ASSIGNMENT »
Your copy of the data should match it exactly, leaving out only the pictures.

☆ ☆ ☆ ☆ ☆ ☆ ☆

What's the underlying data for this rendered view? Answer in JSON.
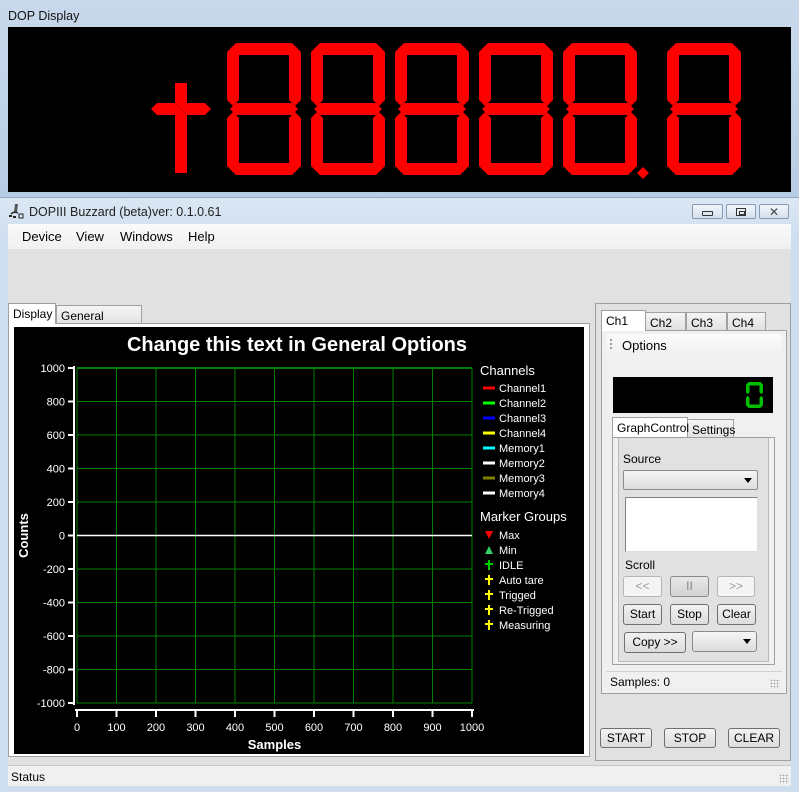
{
  "dop_window": {
    "title": "DOP Display",
    "readout": "+88888.8",
    "digit_color": "#ff0000"
  },
  "main_window": {
    "title": "DOPIII Buzzard (beta)ver: 0.1.0.61",
    "icons": {
      "app": "microscope-icon",
      "minimize": "minimize-icon",
      "maximize": "maximize-icon",
      "close": "close-icon"
    }
  },
  "menu": {
    "items": [
      {
        "label": "Device"
      },
      {
        "label": "View"
      },
      {
        "label": "Windows"
      },
      {
        "label": "Help"
      }
    ]
  },
  "left_tabs": [
    {
      "label": "Display",
      "active": true
    },
    {
      "label": "General Options",
      "active": false
    }
  ],
  "chart_data": {
    "type": "line",
    "title": "Change this text in General Options",
    "xlabel": "Samples",
    "ylabel": "Counts",
    "xlim": [
      0,
      1000
    ],
    "ylim": [
      -1000,
      1000
    ],
    "x_ticks": [
      0,
      100,
      200,
      300,
      400,
      500,
      600,
      700,
      800,
      900,
      1000
    ],
    "y_ticks": [
      1000,
      800,
      600,
      400,
      200,
      0,
      -200,
      -400,
      -600,
      -800,
      -1000
    ],
    "grid": true,
    "grid_color": "#008000",
    "series": [
      {
        "name": "Memory2",
        "x": [
          0,
          1000
        ],
        "y": [
          0,
          0
        ],
        "color": "#ffffff"
      }
    ],
    "legend": {
      "placement": "right",
      "channels_title": "Channels",
      "channels": [
        {
          "name": "Channel1",
          "color": "#ff0000"
        },
        {
          "name": "Channel2",
          "color": "#00ff00"
        },
        {
          "name": "Channel3",
          "color": "#0000ff"
        },
        {
          "name": "Channel4",
          "color": "#ffff00"
        },
        {
          "name": "Memory1",
          "color": "#00ffff"
        },
        {
          "name": "Memory2",
          "color": "#ffffff"
        },
        {
          "name": "Memory3",
          "color": "#808000"
        },
        {
          "name": "Memory4",
          "color": "#ffffff"
        }
      ],
      "markers_title": "Marker Groups",
      "markers": [
        {
          "name": "Max",
          "symbol": "triangle-down",
          "color": "#ff0000"
        },
        {
          "name": "Min",
          "symbol": "triangle-up",
          "color": "#33cc66"
        },
        {
          "name": "IDLE",
          "symbol": "cross",
          "color": "#00cc00"
        },
        {
          "name": "Auto tare",
          "symbol": "cross",
          "color": "#ffff00"
        },
        {
          "name": "Trigged",
          "symbol": "cross",
          "color": "#ffff00"
        },
        {
          "name": "Re-Trigged",
          "symbol": "cross",
          "color": "#ffff00"
        },
        {
          "name": "Measuring",
          "symbol": "cross",
          "color": "#ffff00"
        }
      ]
    }
  },
  "right_panel": {
    "channel_tabs": [
      {
        "label": "Ch1",
        "active": true
      },
      {
        "label": "Ch2",
        "active": false
      },
      {
        "label": "Ch3",
        "active": false
      },
      {
        "label": "Ch4",
        "active": false
      }
    ],
    "options_label": "Options",
    "mini_readout": "0",
    "mini_digit_color": "#00c000",
    "sub_tabs": [
      {
        "label": "GraphControl",
        "active": true
      },
      {
        "label": "Settings",
        "active": false
      }
    ],
    "source_label": "Source",
    "source_value": "",
    "scroll_label": "Scroll",
    "scroll_left": "<<",
    "pause": "II",
    "scroll_right": ">>",
    "start": "Start",
    "stop": "Stop",
    "clear": "Clear",
    "copy": "Copy >>",
    "copy_target": "",
    "samples_text": "Samples: 0",
    "big_start": "START",
    "big_stop": "STOP",
    "big_clear": "CLEAR"
  },
  "status": {
    "text": "Status"
  }
}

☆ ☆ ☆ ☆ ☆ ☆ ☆

TASK ANSWER »
What's the underlying data for this rendered view? Answer in JSON.
{
  "dop_window": {
    "title": "DOP Display",
    "readout": "+88888.8",
    "digit_color": "#ff0000"
  },
  "main_window": {
    "title": "DOPIII Buzzard (beta)ver: 0.1.0.61",
    "icons": {
      "app": "microscope-icon",
      "minimize": "minimize-icon",
      "maximize": "maximize-icon",
      "close": "close-icon"
    }
  },
  "menu": {
    "items": [
      {
        "label": "Device"
      },
      {
        "label": "View"
      },
      {
        "label": "Windows"
      },
      {
        "label": "Help"
      }
    ]
  },
  "left_tabs": [
    {
      "label": "Display",
      "active": true
    },
    {
      "label": "General Options",
      "active": false
    }
  ],
  "chart_data": {
    "type": "line",
    "title": "Change this text in General Options",
    "xlabel": "Samples",
    "ylabel": "Counts",
    "xlim": [
      0,
      1000
    ],
    "ylim": [
      -1000,
      1000
    ],
    "x_ticks": [
      0,
      100,
      200,
      300,
      400,
      500,
      600,
      700,
      800,
      900,
      1000
    ],
    "y_ticks": [
      1000,
      800,
      600,
      400,
      200,
      0,
      -200,
      -400,
      -600,
      -800,
      -1000
    ],
    "grid": true,
    "grid_color": "#008000",
    "series": [
      {
        "name": "Memory2",
        "x": [
          0,
          1000
        ],
        "y": [
          0,
          0
        ],
        "color": "#ffffff"
      }
    ],
    "legend": {
      "placement": "right",
      "channels_title": "Channels",
      "channels": [
        {
          "name": "Channel1",
          "color": "#ff0000"
        },
        {
          "name": "Channel2",
          "color": "#00ff00"
        },
        {
          "name": "Channel3",
          "color": "#0000ff"
        },
        {
          "name": "Channel4",
          "color": "#ffff00"
        },
        {
          "name": "Memory1",
          "color": "#00ffff"
        },
        {
          "name": "Memory2",
          "color": "#ffffff"
        },
        {
          "name": "Memory3",
          "color": "#808000"
        },
        {
          "name": "Memory4",
          "color": "#ffffff"
        }
      ],
      "markers_title": "Marker Groups",
      "markers": [
        {
          "name": "Max",
          "symbol": "triangle-down",
          "color": "#ff0000"
        },
        {
          "name": "Min",
          "symbol": "triangle-up",
          "color": "#33cc66"
        },
        {
          "name": "IDLE",
          "symbol": "cross",
          "color": "#00cc00"
        },
        {
          "name": "Auto tare",
          "symbol": "cross",
          "color": "#ffff00"
        },
        {
          "name": "Trigged",
          "symbol": "cross",
          "color": "#ffff00"
        },
        {
          "name": "Re-Trigged",
          "symbol": "cross",
          "color": "#ffff00"
        },
        {
          "name": "Measuring",
          "symbol": "cross",
          "color": "#ffff00"
        }
      ]
    }
  },
  "right_panel": {
    "channel_tabs": [
      {
        "label": "Ch1",
        "active": true
      },
      {
        "label": "Ch2",
        "active": false
      },
      {
        "label": "Ch3",
        "active": false
      },
      {
        "label": "Ch4",
        "active": false
      }
    ],
    "options_label": "Options",
    "mini_readout": "0",
    "mini_digit_color": "#00c000",
    "sub_tabs": [
      {
        "label": "GraphControl",
        "active": true
      },
      {
        "label": "Settings",
        "active": false
      }
    ],
    "source_label": "Source",
    "source_value": "",
    "scroll_label": "Scroll",
    "scroll_left": "<<",
    "pause": "II",
    "scroll_right": ">>",
    "start": "Start",
    "stop": "Stop",
    "clear": "Clear",
    "copy": "Copy >>",
    "copy_target": "",
    "samples_text": "Samples: 0",
    "big_start": "START",
    "big_stop": "STOP",
    "big_clear": "CLEAR"
  },
  "status": {
    "text": "Status"
  }
}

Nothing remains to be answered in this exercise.